Pitch is both a verb and a noun.
Verb: One can pitch an idea, a story, a song, a ball – one’s self.
Noun: The pitch is an idea, story, song – your self.
They are two distinct art forms. One can have perfect pitch, as in singing the true sound of any note in a piece of music, and still not understand the song.
Others can have a profound connection with a song and miss the true notes. If you’ve watched “The Voice” more than once on TV, you’ll have heard the ultimate criticism, “Pitchy!” When one of the judges declares a singer’s voice “pitchy” – not true, nor flat nor sharp but all over the place, it’s the kiss of death.
Don’t be tone deaf. When pitching yourself for a job you need to nail both the notes and the story. You must focus on your content, delivery, and above all – your value. The perfect pitch is so much more than what you know; it has to be about what you can do with what you know for the organization where you’d like to work. (See our earlier post on Leonardo Da Vinci’s radical working resumé.)
Three tips to get you off on the right note:
1. Create a compelling story: Put your best foot forward. The competition is fierce and you need to be able to demonstrate you are the best of the best. Focus on what you have to offer and why it will be of value – what’s in it for the organization. You know all about using active verbs but do not forget the blockbuster nouns – key words – that capture you, your strengths and your industry savvy.
2. Do your research: Know what problems/challenges your company-to-be needs to address and position yourself as key to delivering a distinctive, pro-active, sustainable solution.
3. Data: Don’t forget to include real evidence: metrics to quantify your successes and specific examples to qualify your accomplishments. You want to demonstrate the impact – outcomes and not just outputs – you can achieve to make a real difference.
It’s time to reclaim the positive aspects of pitching. You’re not a used car salesman trying to off-load a wreck. Nor are you a fickle, pie-in-the-sky visionary. As Yann Martel’s character, Pi, says in his book, Life of Pi,
and the spectacular new movie, “I had to stop hoping so much that a ship would rescue me. I should not count on outside help. Survival had to start with me. In my experience, a castaway’s worst mistake is to hope too much and do too little. Survival starts by paying attention to what is close at hand and immediate. To look out with idle hope is tantamount to dreaming one’s life away.”

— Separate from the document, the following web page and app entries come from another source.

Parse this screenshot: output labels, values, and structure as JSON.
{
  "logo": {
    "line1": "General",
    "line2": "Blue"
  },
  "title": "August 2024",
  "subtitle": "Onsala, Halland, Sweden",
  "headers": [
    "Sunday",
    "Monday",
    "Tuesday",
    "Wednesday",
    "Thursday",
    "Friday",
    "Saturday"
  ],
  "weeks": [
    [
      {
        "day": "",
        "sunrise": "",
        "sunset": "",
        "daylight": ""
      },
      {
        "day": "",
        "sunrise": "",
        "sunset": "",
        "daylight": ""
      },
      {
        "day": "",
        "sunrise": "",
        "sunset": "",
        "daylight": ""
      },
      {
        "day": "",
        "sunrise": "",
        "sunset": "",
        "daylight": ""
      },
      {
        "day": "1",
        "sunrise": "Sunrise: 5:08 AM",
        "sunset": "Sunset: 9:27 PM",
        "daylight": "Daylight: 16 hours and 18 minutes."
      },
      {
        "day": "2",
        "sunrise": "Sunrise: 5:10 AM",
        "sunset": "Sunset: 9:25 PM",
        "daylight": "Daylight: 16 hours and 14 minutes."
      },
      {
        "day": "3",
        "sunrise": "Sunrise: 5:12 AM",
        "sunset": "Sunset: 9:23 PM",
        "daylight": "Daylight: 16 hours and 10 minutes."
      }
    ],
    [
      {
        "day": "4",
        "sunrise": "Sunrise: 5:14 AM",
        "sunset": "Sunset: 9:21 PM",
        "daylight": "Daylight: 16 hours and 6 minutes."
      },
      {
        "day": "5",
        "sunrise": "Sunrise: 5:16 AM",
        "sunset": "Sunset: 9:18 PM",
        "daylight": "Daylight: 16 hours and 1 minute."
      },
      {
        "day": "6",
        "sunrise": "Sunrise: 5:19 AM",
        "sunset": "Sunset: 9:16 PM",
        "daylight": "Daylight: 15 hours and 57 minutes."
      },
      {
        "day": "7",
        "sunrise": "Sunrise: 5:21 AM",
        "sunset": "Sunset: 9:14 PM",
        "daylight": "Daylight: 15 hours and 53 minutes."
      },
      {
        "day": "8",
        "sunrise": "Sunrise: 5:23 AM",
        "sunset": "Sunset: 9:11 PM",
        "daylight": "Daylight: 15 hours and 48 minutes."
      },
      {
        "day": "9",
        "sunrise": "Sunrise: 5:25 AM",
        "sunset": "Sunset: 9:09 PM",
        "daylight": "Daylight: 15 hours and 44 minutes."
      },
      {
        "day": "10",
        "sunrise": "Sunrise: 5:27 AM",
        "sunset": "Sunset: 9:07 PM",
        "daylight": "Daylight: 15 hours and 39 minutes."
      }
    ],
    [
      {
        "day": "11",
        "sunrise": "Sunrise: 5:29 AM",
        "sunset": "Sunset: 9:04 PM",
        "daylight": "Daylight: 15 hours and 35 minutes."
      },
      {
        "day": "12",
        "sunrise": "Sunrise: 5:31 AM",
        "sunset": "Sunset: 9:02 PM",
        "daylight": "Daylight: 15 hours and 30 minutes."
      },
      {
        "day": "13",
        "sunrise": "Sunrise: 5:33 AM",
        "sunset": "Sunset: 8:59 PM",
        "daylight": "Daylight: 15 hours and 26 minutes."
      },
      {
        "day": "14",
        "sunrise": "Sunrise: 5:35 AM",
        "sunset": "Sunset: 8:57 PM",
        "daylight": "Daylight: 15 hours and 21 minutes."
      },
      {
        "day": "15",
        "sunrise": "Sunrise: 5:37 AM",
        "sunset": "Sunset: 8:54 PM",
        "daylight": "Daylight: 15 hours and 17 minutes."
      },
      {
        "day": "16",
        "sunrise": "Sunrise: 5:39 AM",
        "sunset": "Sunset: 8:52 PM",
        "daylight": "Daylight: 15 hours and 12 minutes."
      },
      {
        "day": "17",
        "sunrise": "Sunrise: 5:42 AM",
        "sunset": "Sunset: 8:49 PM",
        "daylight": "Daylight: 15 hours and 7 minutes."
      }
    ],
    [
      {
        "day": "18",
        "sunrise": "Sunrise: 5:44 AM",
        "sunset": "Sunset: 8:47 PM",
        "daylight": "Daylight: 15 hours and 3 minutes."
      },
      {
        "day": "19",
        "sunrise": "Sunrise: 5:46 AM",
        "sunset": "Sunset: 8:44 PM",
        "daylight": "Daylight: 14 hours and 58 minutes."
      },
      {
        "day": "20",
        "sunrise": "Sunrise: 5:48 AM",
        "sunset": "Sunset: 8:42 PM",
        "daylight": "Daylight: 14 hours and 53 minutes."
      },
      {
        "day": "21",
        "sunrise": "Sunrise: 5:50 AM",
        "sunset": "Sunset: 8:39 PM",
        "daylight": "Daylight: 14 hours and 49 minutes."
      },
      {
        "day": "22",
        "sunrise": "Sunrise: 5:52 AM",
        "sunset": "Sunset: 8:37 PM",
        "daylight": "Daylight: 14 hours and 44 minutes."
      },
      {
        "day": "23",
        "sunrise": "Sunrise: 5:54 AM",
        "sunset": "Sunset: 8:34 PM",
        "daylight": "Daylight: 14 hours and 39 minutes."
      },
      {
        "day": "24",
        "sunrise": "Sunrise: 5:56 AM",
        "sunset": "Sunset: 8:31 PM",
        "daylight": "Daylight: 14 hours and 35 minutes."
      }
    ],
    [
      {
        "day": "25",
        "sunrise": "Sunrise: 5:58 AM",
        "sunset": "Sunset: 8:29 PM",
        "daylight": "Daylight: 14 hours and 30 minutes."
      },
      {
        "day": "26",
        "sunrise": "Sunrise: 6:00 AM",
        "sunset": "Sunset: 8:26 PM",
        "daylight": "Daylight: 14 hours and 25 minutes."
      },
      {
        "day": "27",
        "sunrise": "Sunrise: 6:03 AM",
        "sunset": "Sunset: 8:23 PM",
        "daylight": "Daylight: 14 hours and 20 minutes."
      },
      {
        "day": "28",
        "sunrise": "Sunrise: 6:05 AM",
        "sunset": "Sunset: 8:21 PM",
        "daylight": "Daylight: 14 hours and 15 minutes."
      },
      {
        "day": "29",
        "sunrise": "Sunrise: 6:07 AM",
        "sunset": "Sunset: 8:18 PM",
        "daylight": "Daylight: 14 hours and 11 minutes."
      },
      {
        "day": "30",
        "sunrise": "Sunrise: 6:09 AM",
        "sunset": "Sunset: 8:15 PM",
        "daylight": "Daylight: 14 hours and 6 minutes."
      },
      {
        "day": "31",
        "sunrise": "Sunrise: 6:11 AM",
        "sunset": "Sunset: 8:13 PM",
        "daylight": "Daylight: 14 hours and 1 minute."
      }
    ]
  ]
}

Ludwig van Beethoven said, “Music is the soil in which the spirit lives, thinks, and invents.”
Soooo, warm up your vocal chords and pitch the music of your life and work!